TO DO: An exact repetition of the data is required; no picture should appear in it.

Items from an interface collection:
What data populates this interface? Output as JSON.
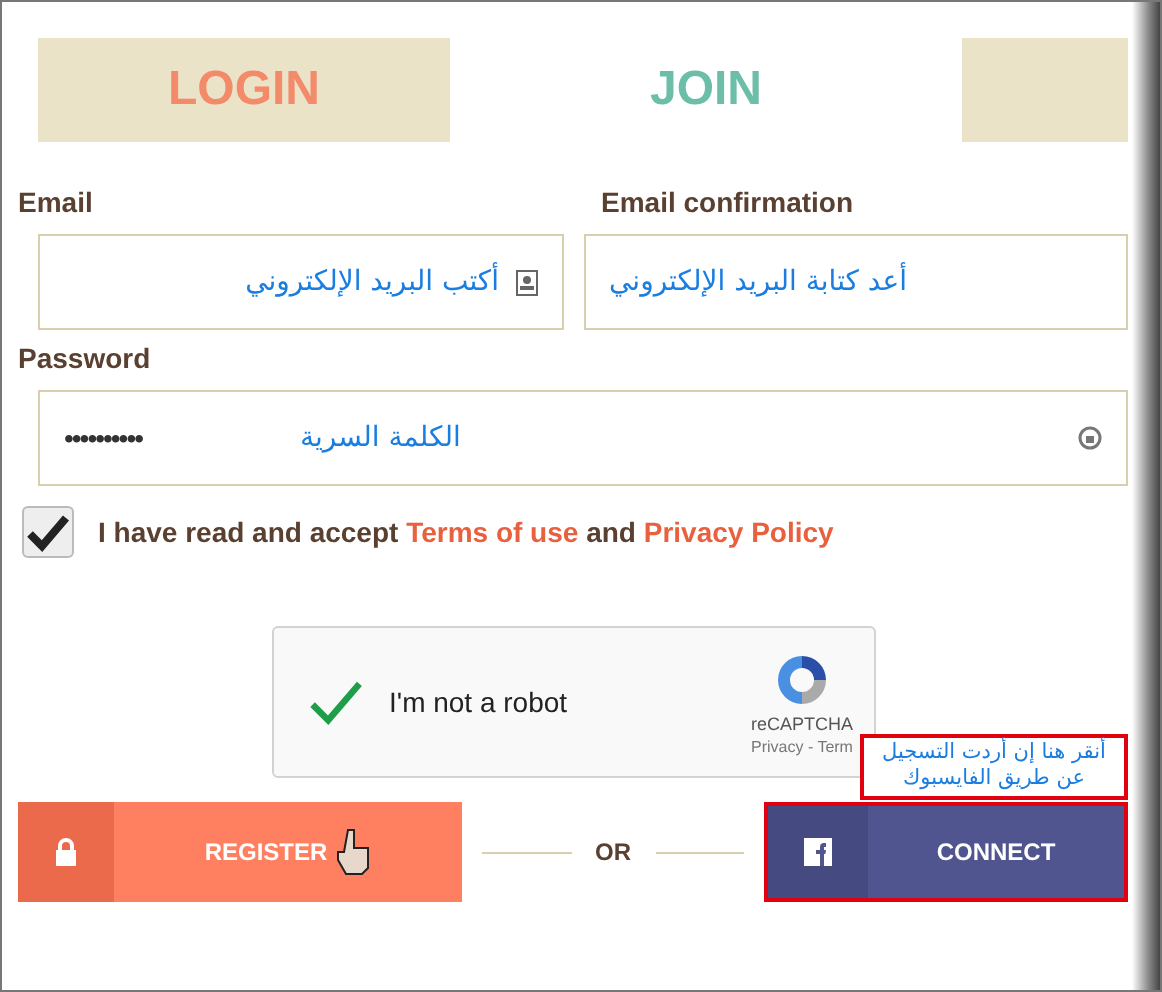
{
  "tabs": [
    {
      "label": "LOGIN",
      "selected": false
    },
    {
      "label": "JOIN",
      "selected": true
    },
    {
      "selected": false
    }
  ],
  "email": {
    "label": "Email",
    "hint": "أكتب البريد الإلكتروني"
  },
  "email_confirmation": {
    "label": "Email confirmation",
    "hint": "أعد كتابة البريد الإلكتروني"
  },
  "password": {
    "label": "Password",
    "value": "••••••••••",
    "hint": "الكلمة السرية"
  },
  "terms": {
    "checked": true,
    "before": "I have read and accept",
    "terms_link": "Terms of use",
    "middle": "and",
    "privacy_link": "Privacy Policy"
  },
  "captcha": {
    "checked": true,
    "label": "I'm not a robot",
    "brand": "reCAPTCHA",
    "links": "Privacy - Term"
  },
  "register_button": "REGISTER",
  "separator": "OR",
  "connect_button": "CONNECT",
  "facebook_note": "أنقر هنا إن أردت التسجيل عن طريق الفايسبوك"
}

SOLUTION:
What data populates this interface? Output as JSON.
{
  "tabs": [
    {
      "label": "LOGIN",
      "selected": false
    },
    {
      "label": "JOIN",
      "selected": true
    },
    {
      "selected": false
    }
  ],
  "email": {
    "label": "Email",
    "hint": "أكتب البريد الإلكتروني"
  },
  "email_confirmation": {
    "label": "Email confirmation",
    "hint": "أعد كتابة البريد الإلكتروني"
  },
  "password": {
    "label": "Password",
    "value": "••••••••••",
    "hint": "الكلمة السرية"
  },
  "terms": {
    "checked": true,
    "before": "I have read and accept",
    "terms_link": "Terms of use",
    "middle": "and",
    "privacy_link": "Privacy Policy"
  },
  "captcha": {
    "checked": true,
    "label": "I'm not a robot",
    "brand": "reCAPTCHA",
    "links": "Privacy - Term"
  },
  "register_button": "REGISTER",
  "separator": "OR",
  "connect_button": "CONNECT",
  "facebook_note": "أنقر هنا إن أردت التسجيل عن طريق الفايسبوك"
}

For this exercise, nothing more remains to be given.